Immersion cooling—A direct chip-cooling technology that uses a loop system to pump dielectric fluid throughout a mining rig. The fluid is pumped through a heat exchanger to remove heat from the system. Dielectric fluid does not conduct electricity, allowing the electrical components of the machine to be fully submerged without any damage. Usually used in ASIC mining rigs.
Mining farm—A large-scale, commercial cryptocurrency mining operation, usually run by a corporation.
Mint—To generate a new coin as a part of a blockchain.
Non-fungible Token (NFT)—A type of digital asset in which each token that is minted is unique and has a different value. Contrast this with “fungible” assets, like Bitcoin or dollar bills, in which each unit of the currency can be interchanged with any other unit. “Due to their unique nature, NFTs can be used to authenticate the ownership of digital assets such as art, virtual real estate, recordings, or pets.” (Source: Coinbase)
Node—On a distributed or peer-to-peer system like a blockchain, a node is a user, client, device or computer that relays transactions and blocks through the network.
Operations Security (OPSEC)—The process of creating a system to protect the security and privacy of your data, and sometimes physical premises as well.
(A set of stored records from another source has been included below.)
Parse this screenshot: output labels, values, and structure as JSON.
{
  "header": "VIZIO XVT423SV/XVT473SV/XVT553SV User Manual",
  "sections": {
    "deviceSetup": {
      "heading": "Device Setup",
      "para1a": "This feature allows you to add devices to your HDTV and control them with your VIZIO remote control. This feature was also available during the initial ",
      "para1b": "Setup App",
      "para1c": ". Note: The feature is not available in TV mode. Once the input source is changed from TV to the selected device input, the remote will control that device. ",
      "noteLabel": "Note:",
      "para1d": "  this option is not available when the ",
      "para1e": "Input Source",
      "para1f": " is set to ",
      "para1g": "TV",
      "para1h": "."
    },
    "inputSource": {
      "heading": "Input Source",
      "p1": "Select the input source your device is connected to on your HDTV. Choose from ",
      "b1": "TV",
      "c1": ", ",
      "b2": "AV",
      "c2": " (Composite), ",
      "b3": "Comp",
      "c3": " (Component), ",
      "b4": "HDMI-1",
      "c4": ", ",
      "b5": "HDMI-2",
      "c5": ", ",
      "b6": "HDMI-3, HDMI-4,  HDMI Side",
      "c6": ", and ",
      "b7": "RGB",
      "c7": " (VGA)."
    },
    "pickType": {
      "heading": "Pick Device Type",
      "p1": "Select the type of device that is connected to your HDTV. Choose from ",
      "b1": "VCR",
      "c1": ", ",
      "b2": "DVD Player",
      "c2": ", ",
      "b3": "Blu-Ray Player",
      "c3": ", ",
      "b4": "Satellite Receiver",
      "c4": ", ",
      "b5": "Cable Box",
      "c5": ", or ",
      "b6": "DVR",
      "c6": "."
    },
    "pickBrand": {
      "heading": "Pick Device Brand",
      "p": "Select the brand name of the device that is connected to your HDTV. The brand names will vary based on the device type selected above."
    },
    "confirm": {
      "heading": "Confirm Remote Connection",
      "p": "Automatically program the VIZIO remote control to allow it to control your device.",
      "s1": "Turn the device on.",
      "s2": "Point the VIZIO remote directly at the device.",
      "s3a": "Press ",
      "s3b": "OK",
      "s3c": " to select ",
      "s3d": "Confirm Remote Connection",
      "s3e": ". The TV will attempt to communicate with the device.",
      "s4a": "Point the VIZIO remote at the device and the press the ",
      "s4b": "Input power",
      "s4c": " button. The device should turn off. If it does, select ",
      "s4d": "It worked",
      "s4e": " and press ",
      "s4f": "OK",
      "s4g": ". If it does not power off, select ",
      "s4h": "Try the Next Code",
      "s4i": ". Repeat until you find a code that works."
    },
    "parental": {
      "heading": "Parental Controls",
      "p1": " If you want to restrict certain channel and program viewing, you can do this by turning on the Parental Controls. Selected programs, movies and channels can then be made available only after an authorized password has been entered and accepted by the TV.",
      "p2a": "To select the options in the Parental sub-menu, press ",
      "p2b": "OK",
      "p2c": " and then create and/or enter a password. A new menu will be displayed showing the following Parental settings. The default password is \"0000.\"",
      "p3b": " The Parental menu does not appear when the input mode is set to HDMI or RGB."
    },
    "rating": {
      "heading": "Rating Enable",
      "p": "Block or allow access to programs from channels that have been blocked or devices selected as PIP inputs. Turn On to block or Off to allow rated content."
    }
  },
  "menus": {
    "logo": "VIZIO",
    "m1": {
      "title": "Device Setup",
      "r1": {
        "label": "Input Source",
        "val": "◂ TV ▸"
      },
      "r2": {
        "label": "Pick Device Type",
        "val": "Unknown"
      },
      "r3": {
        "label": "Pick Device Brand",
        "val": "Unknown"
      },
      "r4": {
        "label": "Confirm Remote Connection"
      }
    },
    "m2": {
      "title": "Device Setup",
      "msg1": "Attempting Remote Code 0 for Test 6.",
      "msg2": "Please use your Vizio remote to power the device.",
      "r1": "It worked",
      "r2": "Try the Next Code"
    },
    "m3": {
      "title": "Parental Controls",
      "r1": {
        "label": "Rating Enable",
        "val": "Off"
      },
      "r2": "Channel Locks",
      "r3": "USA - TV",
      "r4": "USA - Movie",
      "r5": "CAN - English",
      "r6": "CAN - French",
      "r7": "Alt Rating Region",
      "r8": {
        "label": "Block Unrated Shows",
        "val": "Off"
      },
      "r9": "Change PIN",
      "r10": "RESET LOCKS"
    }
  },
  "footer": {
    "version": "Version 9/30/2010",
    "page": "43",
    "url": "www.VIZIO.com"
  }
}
Overclock—Running hardware at higher power than the manufacturer’s recommended preset parameters.
Power Distribution Unit (PDU)—A device that supplies energy from a main power source to multiple machines drawing an electrical load. Designed to convert the electric current to the right format for the specific machines and to distribute power equally. Useful for powering multiple ASIC mining rigs off a 240-volt circuit.
Power Supply Unit (PSU)—A device that supplies energy from a main power source to a machine drawing an electrical load. Designed to convert the electric current to the right format for the device that is being used.
Privacy coin—Cryptocurrencies that still operate on an open public ledger, but hides data such as wallet addresses or transaction amounts that could be used to trace the owner.
Satoshi Nakamoto—The pseudonym of the person or group who is credited with the introduction of Bitcoin.
Smart contract—An automated digital contract that is executed without the involvement of a third party.
Threading—A CPU‘s ability to split into additional cores for more processing power.
Water cooling—An indirect chip-cooling technology to cool powerful mining rigs. Mining machines are retrofitted with special water-cooling plates which are placed on top of the chipsets, and cool water is run through the cooling plates, reducing heat on the chips. The water is pumped through a heat exchanger and returns to the loop system once cooled. No water touches the chips.
Worker—Used to refer to a specific crypto mining machine when mining in a pool.
Universal 2nd Factor—An open authentication standard that uses specialized USB or NFC (near-field communication) devices to help authenticate a user instead of/on top of a regular password. These devices are plugged into a computer or device to authenticate the user, ensuring that private keys are never sent over the internet.
Unspent Transaction Output (UTXI)—The unspent output of a cryptocurrency transaction. Think of it as the “change” from your transaction. If you have 3 BTC and spend 1 BTC, the output of the transaction will be 1 BTC paid to the other party and 2 BTC returned to you as a UTXO. While UTXOs are stored in discrete units, unlike physical currency, they do not have denominations and can come in any amount. Up until the coin is used as an input in another transaction—at which point it has been spent—an output remains a UTXO.